WASHINGTON — A letter from the grains industry to the Dietary Guidelines Advisory Committee used a series of pasta research studies to further demonstrate the healthfulness of grain-based foods.
While the research has not been published, abstracts presented from four studies demonstrate that pasta consumption is associated with higher diet quality, including higher intake of whole grains, total vegetables and a number of key nutrients. Additionally, lower body weights and reduced waist circumference were seen in adult females who consumed more pasta. No association was seen between body weight and pasta consumption in adult men.
The letter was addressed to Kristin Koegel of the U.S. Department of Agriculture’s Food and Nutrition Service, Center for Nutrition Policy and Promotion and updated the Grain Chain’s comments to the 2020 Dietary Guidelines Advisory Committee.
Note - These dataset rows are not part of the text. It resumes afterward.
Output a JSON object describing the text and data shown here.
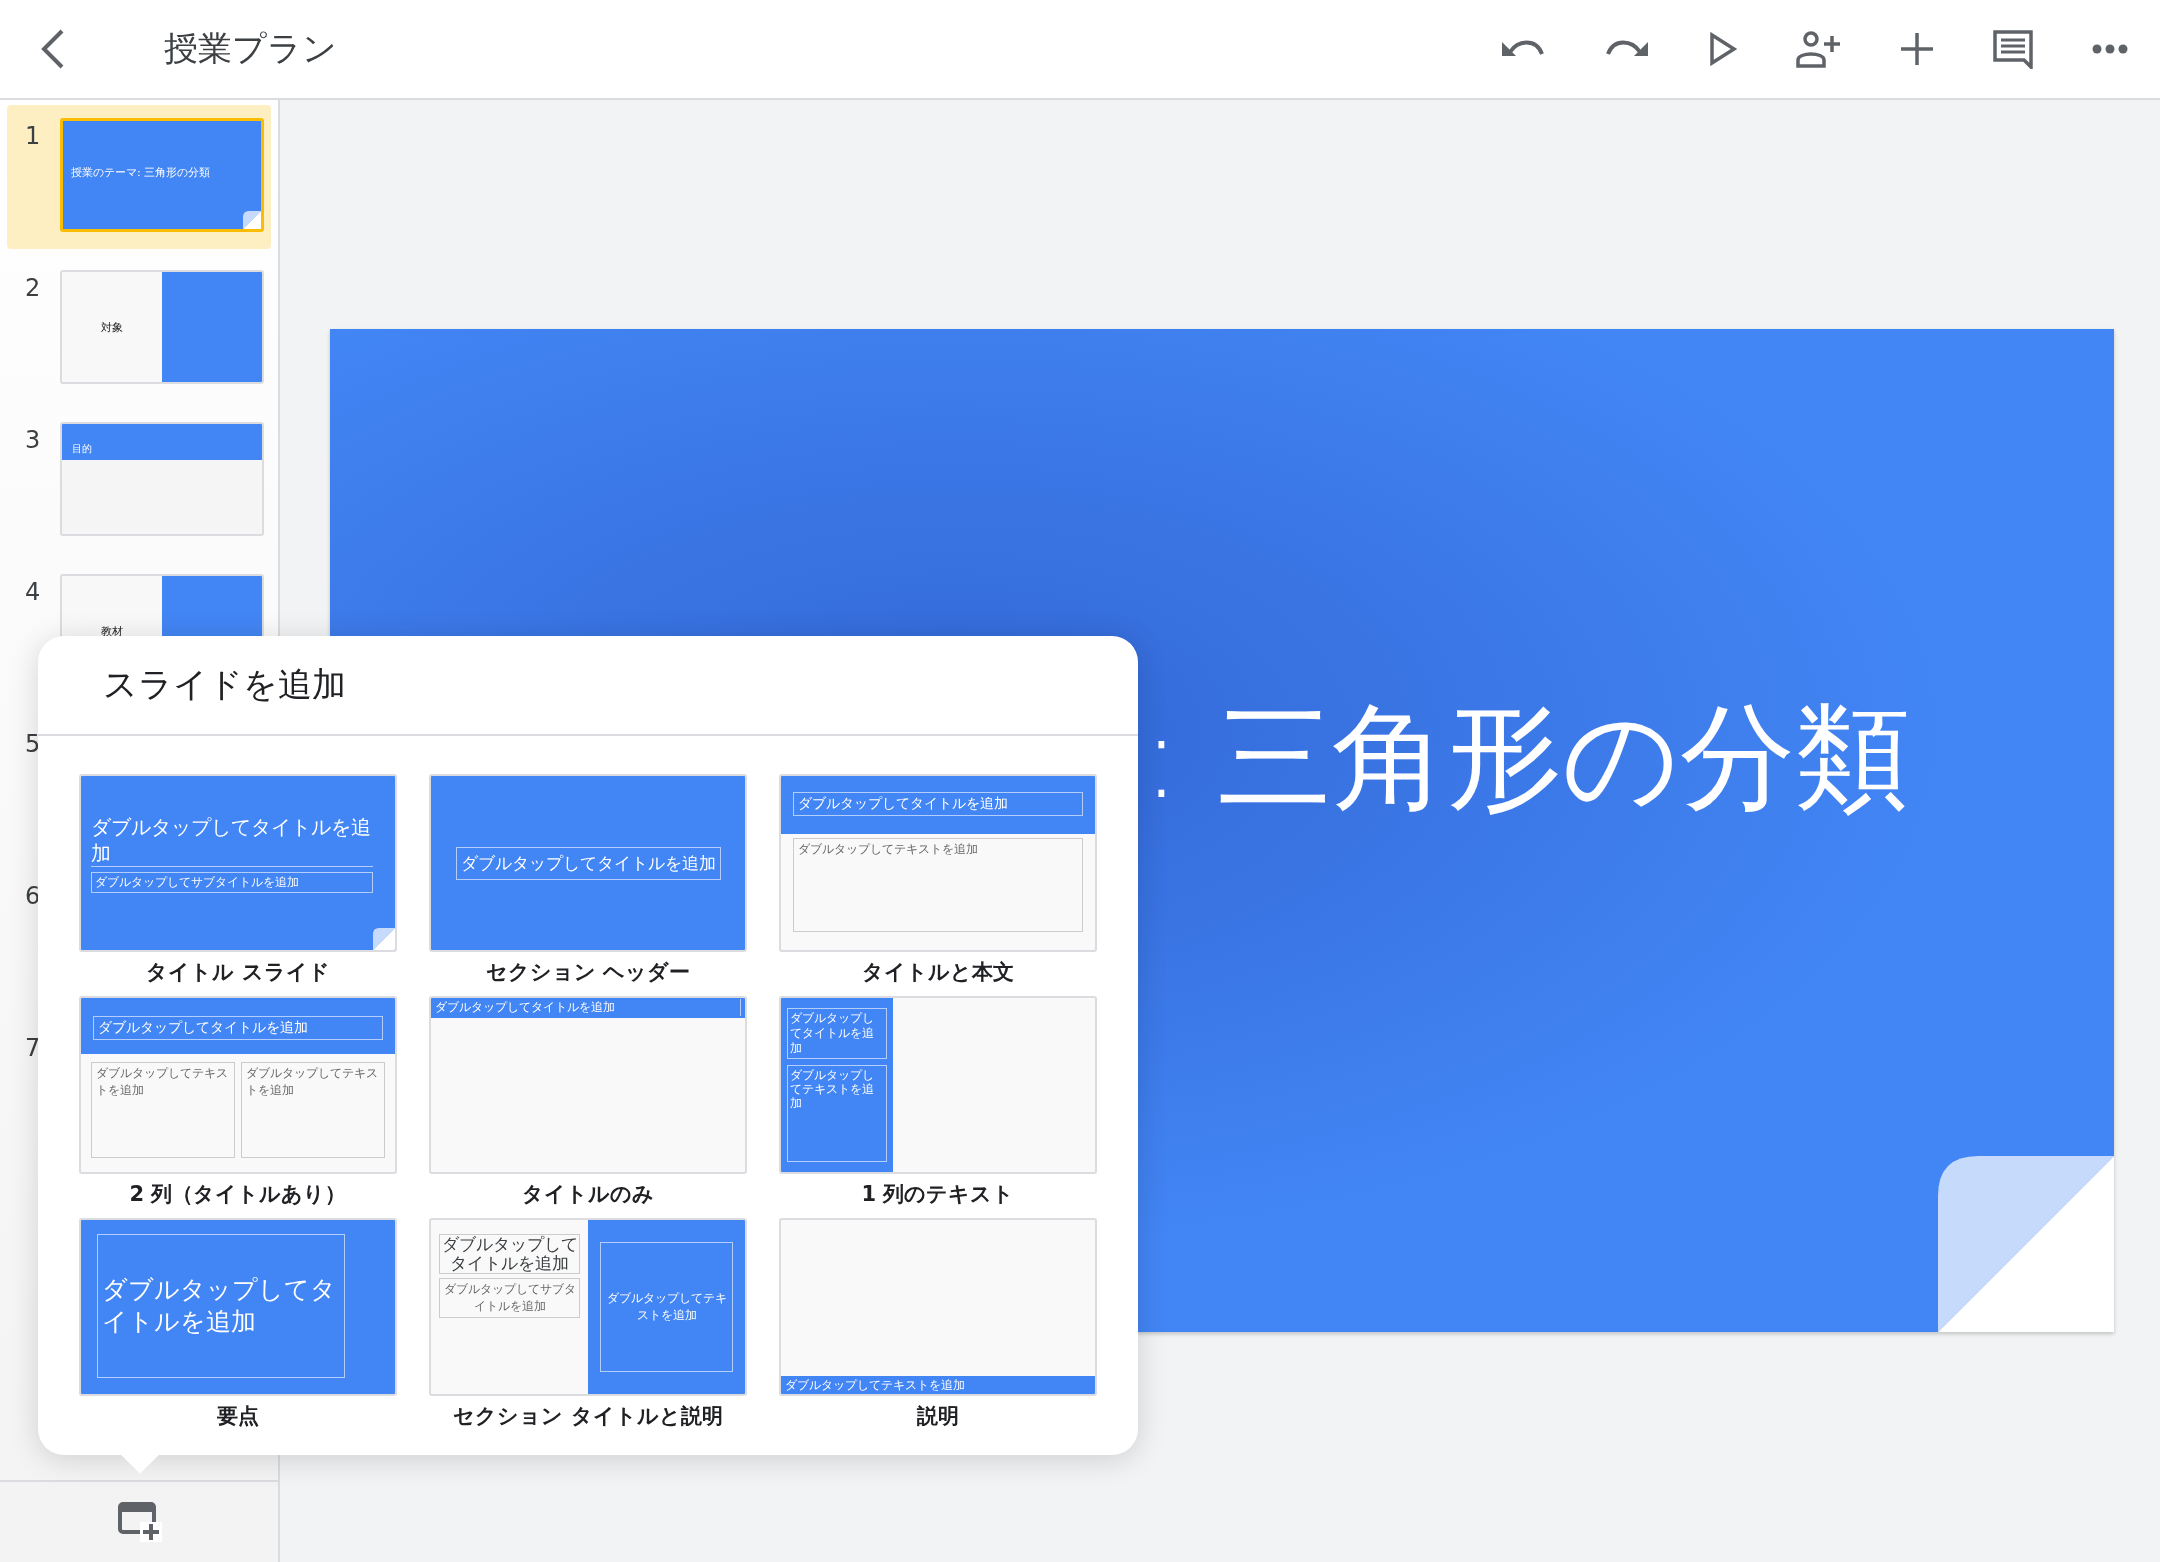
{
  "header": {
    "title": "授業プラン"
  },
  "toolbar": [
    {
      "kind": "undo"
    },
    {
      "kind": "redo"
    },
    {
      "kind": "play"
    },
    {
      "kind": "share"
    },
    {
      "kind": "add"
    },
    {
      "kind": "comment"
    },
    {
      "kind": "more"
    }
  ],
  "slides": [
    {
      "number": "1",
      "selected": true,
      "kind": "title",
      "title": "授業のテーマ: 三角形の分類"
    },
    {
      "number": "2",
      "selected": false,
      "kind": "split",
      "title": "対象"
    },
    {
      "number": "3",
      "selected": false,
      "kind": "header",
      "title": "目的"
    },
    {
      "number": "4",
      "selected": false,
      "kind": "split",
      "title": "教材"
    },
    {
      "number": "5",
      "selected": false
    },
    {
      "number": "6",
      "selected": false
    },
    {
      "number": "7",
      "selected": false
    }
  ],
  "canvas": {
    "title": ": 三角形の分類"
  },
  "add_slide_popup": {
    "title": "スライドを追加",
    "layouts": [
      {
        "kind": "title_slide",
        "label": "タイトル スライド",
        "texts": [
          "ダブルタップしてタイトルを追加",
          "ダブルタップしてサブタイトルを追加"
        ]
      },
      {
        "kind": "section_header",
        "label": "セクション ヘッダー",
        "texts": [
          "ダブルタップしてタイトルを追加"
        ]
      },
      {
        "kind": "title_body",
        "label": "タイトルと本文",
        "texts": [
          "ダブルタップしてタイトルを追加",
          "ダブルタップしてテキストを追加"
        ]
      },
      {
        "kind": "two_columns",
        "label": "2 列（タイトルあり）",
        "texts": [
          "ダブルタップしてタイトルを追加",
          "ダブルタップしてテキストを追加",
          "ダブルタップしてテキストを追加"
        ]
      },
      {
        "kind": "title_only",
        "label": "タイトルのみ",
        "texts": [
          "ダブルタップしてタイトルを追加"
        ]
      },
      {
        "kind": "one_column",
        "label": "1 列のテキスト",
        "texts": [
          "ダブルタップしてタイトルを追加",
          "ダブルタップしてテキストを追加"
        ]
      },
      {
        "kind": "main_point",
        "label": "要点",
        "texts": [
          "ダブルタップしてタイトルを追加"
        ]
      },
      {
        "kind": "section_description",
        "label": "セクション タイトルと説明",
        "texts": [
          "ダブルタップしてタイトルを追加",
          "ダブルタップしてサブタイトルを追加",
          "ダブルタップしてテキストを追加"
        ]
      },
      {
        "kind": "caption",
        "label": "説明",
        "texts": [
          "ダブルタップしてテキストを追加"
        ]
      }
    ]
  }
}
A second study found that pasta consumption was associated with higher dietary quality in children, including intake of vegetables and key nutrients, lower intake of sugar and saturated fat than was the case for children who do not consume.
The third study found that pasta consumption is associated with improved intake of many foods encouraged in the dietary guidance, including higher intake of vegetables, tomatoes and whole grains in the U.S. adult population. At the same time, pasta intake is linked to lower intake of solid fat. For children, findings were similar.
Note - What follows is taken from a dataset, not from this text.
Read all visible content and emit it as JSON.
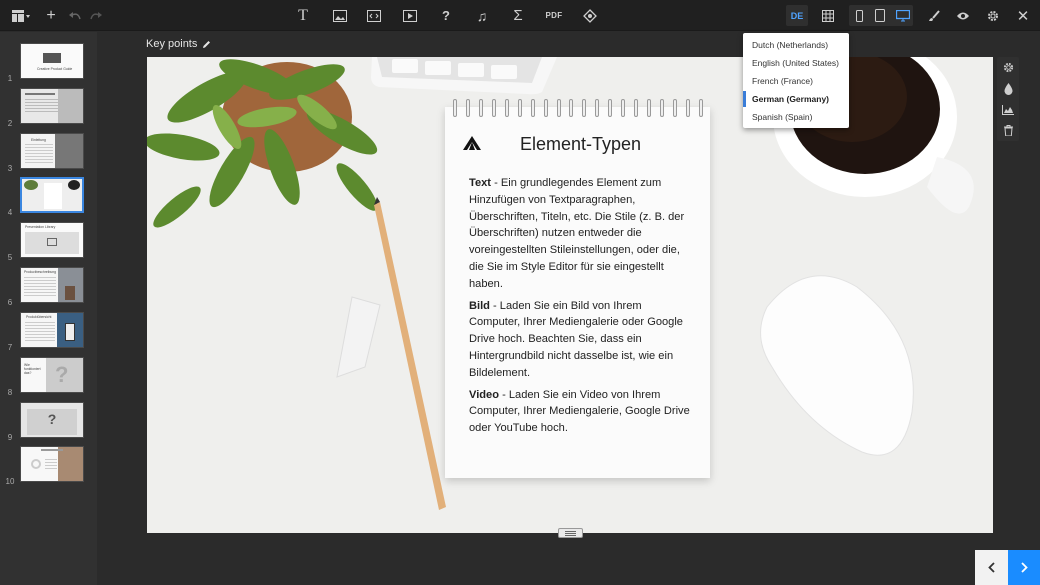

In a fourth study, pasta consumption was associated with improved nutrient adequacy and increased dietary fiber, whole grains and vegetable consumption in U.S. adults.
Each of the studies was conducted by Yanni Papanikolaou, vice-president, nutrition, Nutritional Strategies, Inc., Toronto.